EXERCISE AIM |
Take the data that sits below and write it out again exactly.

LISTED RECORDS |
▼
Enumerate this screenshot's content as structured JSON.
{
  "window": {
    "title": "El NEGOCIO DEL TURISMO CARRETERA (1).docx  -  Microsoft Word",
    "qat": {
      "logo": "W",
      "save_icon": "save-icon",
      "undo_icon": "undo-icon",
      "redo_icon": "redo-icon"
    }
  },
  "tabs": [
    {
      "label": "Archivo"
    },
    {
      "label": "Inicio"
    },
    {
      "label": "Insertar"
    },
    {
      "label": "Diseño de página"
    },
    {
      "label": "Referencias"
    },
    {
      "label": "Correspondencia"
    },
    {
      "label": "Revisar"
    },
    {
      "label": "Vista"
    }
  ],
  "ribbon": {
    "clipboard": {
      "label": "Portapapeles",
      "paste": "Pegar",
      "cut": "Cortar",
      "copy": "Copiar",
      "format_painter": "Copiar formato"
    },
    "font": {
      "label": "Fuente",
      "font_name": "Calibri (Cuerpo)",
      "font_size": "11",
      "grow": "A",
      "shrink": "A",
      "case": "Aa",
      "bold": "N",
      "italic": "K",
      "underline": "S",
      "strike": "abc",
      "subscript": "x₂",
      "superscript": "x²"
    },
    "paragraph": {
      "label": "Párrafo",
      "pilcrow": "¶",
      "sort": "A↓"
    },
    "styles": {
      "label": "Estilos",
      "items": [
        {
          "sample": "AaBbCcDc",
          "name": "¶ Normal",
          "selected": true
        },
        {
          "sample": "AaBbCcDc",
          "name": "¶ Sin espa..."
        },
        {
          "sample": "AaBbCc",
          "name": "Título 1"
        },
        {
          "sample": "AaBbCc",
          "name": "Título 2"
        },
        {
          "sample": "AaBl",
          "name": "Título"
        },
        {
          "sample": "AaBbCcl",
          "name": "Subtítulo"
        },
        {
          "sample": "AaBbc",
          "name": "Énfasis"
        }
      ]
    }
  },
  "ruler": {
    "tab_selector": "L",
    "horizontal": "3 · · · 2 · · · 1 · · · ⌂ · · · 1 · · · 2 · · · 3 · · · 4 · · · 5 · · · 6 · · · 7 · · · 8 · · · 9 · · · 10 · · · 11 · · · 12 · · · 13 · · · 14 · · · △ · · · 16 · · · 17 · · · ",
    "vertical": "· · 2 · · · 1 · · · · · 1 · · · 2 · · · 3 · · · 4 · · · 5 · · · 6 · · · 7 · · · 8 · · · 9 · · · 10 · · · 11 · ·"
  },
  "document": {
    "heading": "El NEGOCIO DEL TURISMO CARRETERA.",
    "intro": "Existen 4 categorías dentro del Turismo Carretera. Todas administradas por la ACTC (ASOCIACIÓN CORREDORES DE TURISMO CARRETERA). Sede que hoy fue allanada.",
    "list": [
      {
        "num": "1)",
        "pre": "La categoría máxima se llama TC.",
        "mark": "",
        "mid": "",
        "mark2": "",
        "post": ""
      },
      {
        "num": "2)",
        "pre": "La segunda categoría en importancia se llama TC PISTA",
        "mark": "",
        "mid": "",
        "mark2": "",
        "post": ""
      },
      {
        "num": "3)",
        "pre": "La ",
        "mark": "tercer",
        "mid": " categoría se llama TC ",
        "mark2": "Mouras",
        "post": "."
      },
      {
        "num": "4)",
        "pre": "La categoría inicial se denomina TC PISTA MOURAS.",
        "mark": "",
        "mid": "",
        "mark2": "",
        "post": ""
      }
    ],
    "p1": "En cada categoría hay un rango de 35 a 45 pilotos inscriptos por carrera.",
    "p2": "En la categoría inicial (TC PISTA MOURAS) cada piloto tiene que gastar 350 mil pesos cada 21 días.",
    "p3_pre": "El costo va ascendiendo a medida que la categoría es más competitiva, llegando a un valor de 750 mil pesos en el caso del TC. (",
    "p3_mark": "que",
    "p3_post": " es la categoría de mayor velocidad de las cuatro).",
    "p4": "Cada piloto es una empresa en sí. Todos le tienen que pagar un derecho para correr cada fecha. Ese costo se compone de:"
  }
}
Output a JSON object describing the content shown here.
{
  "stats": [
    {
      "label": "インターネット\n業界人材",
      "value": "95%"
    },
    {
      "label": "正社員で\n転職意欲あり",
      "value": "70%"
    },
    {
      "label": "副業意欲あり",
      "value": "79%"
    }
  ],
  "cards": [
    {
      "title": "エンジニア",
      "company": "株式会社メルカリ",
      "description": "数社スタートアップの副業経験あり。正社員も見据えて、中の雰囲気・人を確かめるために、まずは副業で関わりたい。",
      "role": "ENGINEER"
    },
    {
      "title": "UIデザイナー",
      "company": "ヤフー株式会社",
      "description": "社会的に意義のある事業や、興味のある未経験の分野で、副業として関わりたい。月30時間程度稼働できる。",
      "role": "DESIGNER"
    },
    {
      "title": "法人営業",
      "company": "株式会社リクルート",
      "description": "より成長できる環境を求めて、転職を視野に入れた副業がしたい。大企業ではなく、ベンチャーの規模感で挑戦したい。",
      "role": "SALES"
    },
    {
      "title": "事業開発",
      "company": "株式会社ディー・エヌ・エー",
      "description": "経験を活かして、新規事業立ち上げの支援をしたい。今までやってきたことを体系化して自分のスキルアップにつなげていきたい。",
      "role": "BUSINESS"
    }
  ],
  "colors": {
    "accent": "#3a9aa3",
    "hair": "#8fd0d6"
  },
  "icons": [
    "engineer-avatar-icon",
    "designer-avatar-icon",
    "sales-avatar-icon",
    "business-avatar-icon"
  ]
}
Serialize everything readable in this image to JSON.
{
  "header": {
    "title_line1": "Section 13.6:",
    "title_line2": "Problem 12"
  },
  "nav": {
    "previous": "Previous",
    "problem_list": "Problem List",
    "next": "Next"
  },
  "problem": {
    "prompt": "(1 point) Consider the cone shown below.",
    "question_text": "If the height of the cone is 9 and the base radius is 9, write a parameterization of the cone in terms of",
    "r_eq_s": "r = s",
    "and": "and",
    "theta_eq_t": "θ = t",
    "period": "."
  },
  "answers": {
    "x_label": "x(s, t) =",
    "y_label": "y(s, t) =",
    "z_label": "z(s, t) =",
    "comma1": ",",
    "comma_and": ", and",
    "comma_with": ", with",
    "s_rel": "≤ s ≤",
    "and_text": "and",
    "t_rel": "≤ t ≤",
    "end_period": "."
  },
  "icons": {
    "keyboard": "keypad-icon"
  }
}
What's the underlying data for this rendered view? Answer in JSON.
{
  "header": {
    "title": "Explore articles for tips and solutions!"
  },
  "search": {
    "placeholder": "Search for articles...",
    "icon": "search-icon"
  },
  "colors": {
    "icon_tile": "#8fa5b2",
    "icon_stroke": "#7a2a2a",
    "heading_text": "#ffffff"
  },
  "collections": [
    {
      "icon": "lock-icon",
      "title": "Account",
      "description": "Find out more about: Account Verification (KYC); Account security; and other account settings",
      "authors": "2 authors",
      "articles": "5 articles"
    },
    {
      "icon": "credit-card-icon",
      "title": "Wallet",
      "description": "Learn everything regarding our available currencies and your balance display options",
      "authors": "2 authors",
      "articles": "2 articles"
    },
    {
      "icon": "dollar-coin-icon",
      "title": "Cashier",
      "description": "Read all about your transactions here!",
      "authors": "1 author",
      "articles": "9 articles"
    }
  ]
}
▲
SOLVED PROBLEM |
Enumerate this screenshot's content as structured JSON.
{
  "window": {
    "title": "El NEGOCIO DEL TURISMO CARRETERA (1).docx  -  Microsoft Word",
    "qat": {
      "logo": "W",
      "save_icon": "save-icon",
      "undo_icon": "undo-icon",
      "redo_icon": "redo-icon"
    }
  },
  "tabs": [
    {
      "label": "Archivo"
    },
    {
      "label": "Inicio"
    },
    {
      "label": "Insertar"
    },
    {
      "label": "Diseño de página"
    },
    {
      "label": "Referencias"
    },
    {
      "label": "Correspondencia"
    },
    {
      "label": "Revisar"
    },
    {
      "label": "Vista"
    }
  ],
  "ribbon": {
    "clipboard": {
      "label": "Portapapeles",
      "paste": "Pegar",
      "cut": "Cortar",
      "copy": "Copiar",
      "format_painter": "Copiar formato"
    },
    "font": {
      "label": "Fuente",
      "font_name": "Calibri (Cuerpo)",
      "font_size": "11",
      "grow": "A",
      "shrink": "A",
      "case": "Aa",
      "bold": "N",
      "italic": "K",
      "underline": "S",
      "strike": "abc",
      "subscript": "x₂",
      "superscript": "x²"
    },
    "paragraph": {
      "label": "Párrafo",
      "pilcrow": "¶",
      "sort": "A↓"
    },
    "styles": {
      "label": "Estilos",
      "items": [
        {
          "sample": "AaBbCcDc",
          "name": "¶ Normal",
          "selected": true
        },
        {
          "sample": "AaBbCcDc",
          "name": "¶ Sin espa..."
        },
        {
          "sample": "AaBbCc",
          "name": "Título 1"
        },
        {
          "sample": "AaBbCc",
          "name": "Título 2"
        },
        {
          "sample": "AaBl",
          "name": "Título"
        },
        {
          "sample": "AaBbCcl",
          "name": "Subtítulo"
        },
        {
          "sample": "AaBbc",
          "name": "Énfasis"
        }
      ]
    }
  },
  "ruler": {
    "tab_selector": "L",
    "horizontal": "3 · · · 2 · · · 1 · · · ⌂ · · · 1 · · · 2 · · · 3 · · · 4 · · · 5 · · · 6 · · · 7 · · · 8 · · · 9 · · · 10 · · · 11 · · · 12 · · · 13 · · · 14 · · · △ · · · 16 · · · 17 · · · ",
    "vertical": "· · 2 · · · 1 · · · · · 1 · · · 2 · · · 3 · · · 4 · · · 5 · · · 6 · · · 7 · · · 8 · · · 9 · · · 10 · · · 11 · ·"
  },
  "document": {
    "heading": "El NEGOCIO DEL TURISMO CARRETERA.",
    "intro": "Existen 4 categorías dentro del Turismo Carretera. Todas administradas por la ACTC (ASOCIACIÓN CORREDORES DE TURISMO CARRETERA). Sede que hoy fue allanada.",
    "list": [
      {
        "num": "1)",
        "pre": "La categoría máxima se llama TC.",
        "mark": "",
        "mid": "",
        "mark2": "",
        "post": ""
      },
      {
        "num": "2)",
        "pre": "La segunda categoría en importancia se llama TC PISTA",
        "mark": "",
        "mid": "",
        "mark2": "",
        "post": ""
      },
      {
        "num": "3)",
        "pre": "La ",
        "mark": "tercer",
        "mid": " categoría se llama TC ",
        "mark2": "Mouras",
        "post": "."
      },
      {
        "num": "4)",
        "pre": "La categoría inicial se denomina TC PISTA MOURAS.",
        "mark": "",
        "mid": "",
        "mark2": "",
        "post": ""
      }
    ],
    "p1": "En cada categoría hay un rango de 35 a 45 pilotos inscriptos por carrera.",
    "p2": "En la categoría inicial (TC PISTA MOURAS) cada piloto tiene que gastar 350 mil pesos cada 21 días.",
    "p3_pre": "El costo va ascendiendo a medida que la categoría es más competitiva, llegando a un valor de 750 mil pesos en el caso del TC. (",
    "p3_mark": "que",
    "p3_post": " es la categoría de mayor velocidad de las cuatro).",
    "p4": "Cada piloto es una empresa en sí. Todos le tienen que pagar un derecho para correr cada fecha. Ese costo se compone de:"
  }
}
Output a JSON object describing the content shown here.
{
  "stats": [
    {
      "label": "インターネット\n業界人材",
      "value": "95%"
    },
    {
      "label": "正社員で\n転職意欲あり",
      "value": "70%"
    },
    {
      "label": "副業意欲あり",
      "value": "79%"
    }
  ],
  "cards": [
    {
      "title": "エンジニア",
      "company": "株式会社メルカリ",
      "description": "数社スタートアップの副業経験あり。正社員も見据えて、中の雰囲気・人を確かめるために、まずは副業で関わりたい。",
      "role": "ENGINEER"
    },
    {
      "title": "UIデザイナー",
      "company": "ヤフー株式会社",
      "description": "社会的に意義のある事業や、興味のある未経験の分野で、副業として関わりたい。月30時間程度稼働できる。",
      "role": "DESIGNER"
    },
    {
      "title": "法人営業",
      "company": "株式会社リクルート",
      "description": "より成長できる環境を求めて、転職を視野に入れた副業がしたい。大企業ではなく、ベンチャーの規模感で挑戦したい。",
      "role": "SALES"
    },
    {
      "title": "事業開発",
      "company": "株式会社ディー・エヌ・エー",
      "description": "経験を活かして、新規事業立ち上げの支援をしたい。今までやってきたことを体系化して自分のスキルアップにつなげていきたい。",
      "role": "BUSINESS"
    }
  ],
  "colors": {
    "accent": "#3a9aa3",
    "hair": "#8fd0d6"
  },
  "icons": [
    "engineer-avatar-icon",
    "designer-avatar-icon",
    "sales-avatar-icon",
    "business-avatar-icon"
  ]
}
Serialize everything readable in this image to JSON.
{
  "header": {
    "title_line1": "Section 13.6:",
    "title_line2": "Problem 12"
  },
  "nav": {
    "previous": "Previous",
    "problem_list": "Problem List",
    "next": "Next"
  },
  "problem": {
    "prompt": "(1 point) Consider the cone shown below.",
    "question_text": "If the height of the cone is 9 and the base radius is 9, write a parameterization of the cone in terms of",
    "r_eq_s": "r = s",
    "and": "and",
    "theta_eq_t": "θ = t",
    "period": "."
  },
  "answers": {
    "x_label": "x(s, t) =",
    "y_label": "y(s, t) =",
    "z_label": "z(s, t) =",
    "comma1": ",",
    "comma_and": ", and",
    "comma_with": ", with",
    "s_rel": "≤ s ≤",
    "and_text": "and",
    "t_rel": "≤ t ≤",
    "end_period": "."
  },
  "icons": {
    "keyboard": "keypad-icon"
  }
}
What's the underlying data for this rendered view? Answer in JSON.
{
  "header": {
    "title": "Explore articles for tips and solutions!"
  },
  "search": {
    "placeholder": "Search for articles...",
    "icon": "search-icon"
  },
  "colors": {
    "icon_tile": "#8fa5b2",
    "icon_stroke": "#7a2a2a",
    "heading_text": "#ffffff"
  },
  "collections": [
    {
      "icon": "lock-icon",
      "title": "Account",
      "description": "Find out more about: Account Verification (KYC); Account security; and other account settings",
      "authors": "2 authors",
      "articles": "5 articles"
    },
    {
      "icon": "credit-card-icon",
      "title": "Wallet",
      "description": "Learn everything regarding our available currencies and your balance display options",
      "authors": "2 authors",
      "articles": "2 articles"
    },
    {
      "icon": "dollar-coin-icon",
      "title": "Cashier",
      "description": "Read all about your transactions here!",
      "authors": "1 author",
      "articles": "9 articles"
    }
  ]
}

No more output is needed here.